Each of the main soil types is utilised by a range of carnivorous plants; a few examples are now given. The coherent lateritic duricrust is home to such species as D. barbigera, D. miniata, D. stolonifera ssp. porrecta. Pisolitic laterite soil supports D. hyperostigma, D. erythrorhiza ssp magna, D. erythrorhiza ssp squamosa, D. erythrorhiza ssp “Roleystone Red”, D. stolonifera ssp porrecta. Thin quartz sand over coherent laterite supports the northern population of Byblis gigantea. : Drosera macrophylla is a great coloniser of exposed saprolite. Clefts in fresh exposed granite and gneiss are home to D. macranthassp macrantha, D. menziesii ssp menziesii, Utricularia menziesii and D. browniana. Accumulations of rock fragments supports D. microphila (around Esperance), D. scorpiodes and D. macrantha ssp macrantha. Deep quartz sand is the preferred soil ofD. zonaria, D. erythrorhiza ssp erythrorhiza, D. stolonifera ssp humilis D. enneaba andD. paleacea ssp paleacea. Seasonally wet peaty sand is the preferred habitat for D. rosulata, D. helodes, D. nitidula ssp nitidula and the southern population of Byblis gigantea. Permanently to seasonally wet peat is the preferred medium for Cephalotus follicularis, Utricularia volubilis, D. hamiltonii, D. binata, D. pulchella, D. gigantea, D. stolonifera ssp monticola and D. neesii ssp neesii. This list is incomplete and many of the native carnivorous plant species grow in several different soil combinations.
The five soil components: lateritic duricrust, clay, rock fragments, quartz sand and organic matter within southwestern Western Australia have formed together under differing conditions, some of which are no longer active. They now occur as a complex mosaic, with highly variable physical conditions, but similar low nutrient status, which supports an incredible diversity of plants which exist in co-dominance. This also applies to the native carnivorous plant flora. It is hoped that this outline will assist in knowledge of the position of these plants in the wild and in their successful cultivation.
White, M. E. 1994. After the Greening: the Browning of Australia. Kangaroo Press, Sydney.
Figure 1: Active Tertiary laterite weathering profile over granite. Strong chemical leaching, from oxygenated ground water dissolves the majority of rock-forming minerals as it passes through a layer of decaying rock. Clay-rich saprolite is left behind. Insoluble iron oxide-rich duricrust forms an insoluble chemical lag (shown by diagonal lines and circles), and may also be precipitated in accumulated sediment when the ground water reach the sediment. Arrows indicate the general movement of ground water. At depth, fresh rock occurs (indicated by crosses).

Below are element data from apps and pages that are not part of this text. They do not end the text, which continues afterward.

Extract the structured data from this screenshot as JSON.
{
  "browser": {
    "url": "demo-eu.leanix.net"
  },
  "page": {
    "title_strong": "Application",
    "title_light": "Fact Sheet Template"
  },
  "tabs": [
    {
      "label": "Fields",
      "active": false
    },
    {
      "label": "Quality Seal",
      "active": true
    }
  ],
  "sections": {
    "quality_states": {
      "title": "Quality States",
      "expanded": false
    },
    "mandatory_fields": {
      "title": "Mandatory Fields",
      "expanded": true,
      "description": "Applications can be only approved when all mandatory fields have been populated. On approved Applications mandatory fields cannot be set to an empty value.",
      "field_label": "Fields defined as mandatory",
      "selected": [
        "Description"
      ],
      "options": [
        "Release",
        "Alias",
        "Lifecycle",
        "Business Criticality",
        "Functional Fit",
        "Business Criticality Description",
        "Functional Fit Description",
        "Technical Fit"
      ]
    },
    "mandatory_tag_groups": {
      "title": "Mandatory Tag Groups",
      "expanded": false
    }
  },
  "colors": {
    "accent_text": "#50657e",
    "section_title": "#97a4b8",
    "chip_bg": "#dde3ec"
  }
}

Figure 2: After a change in climate, physical weathering dominated over nominal chemical changes. Laterite weathering ceases, and its profile is dissected. this leads to highly diverse soil profile changes where fresh rock, duricrust, saprolite and saprock and variable exposed and covered by a mixture of their own fragmented residue. In addition, wind and water-sorted quartz sand (stippled) and peat accumulations (shown in black) may locally occur. Carnivorous plants have evolved to fill niches in almost all of these soil types.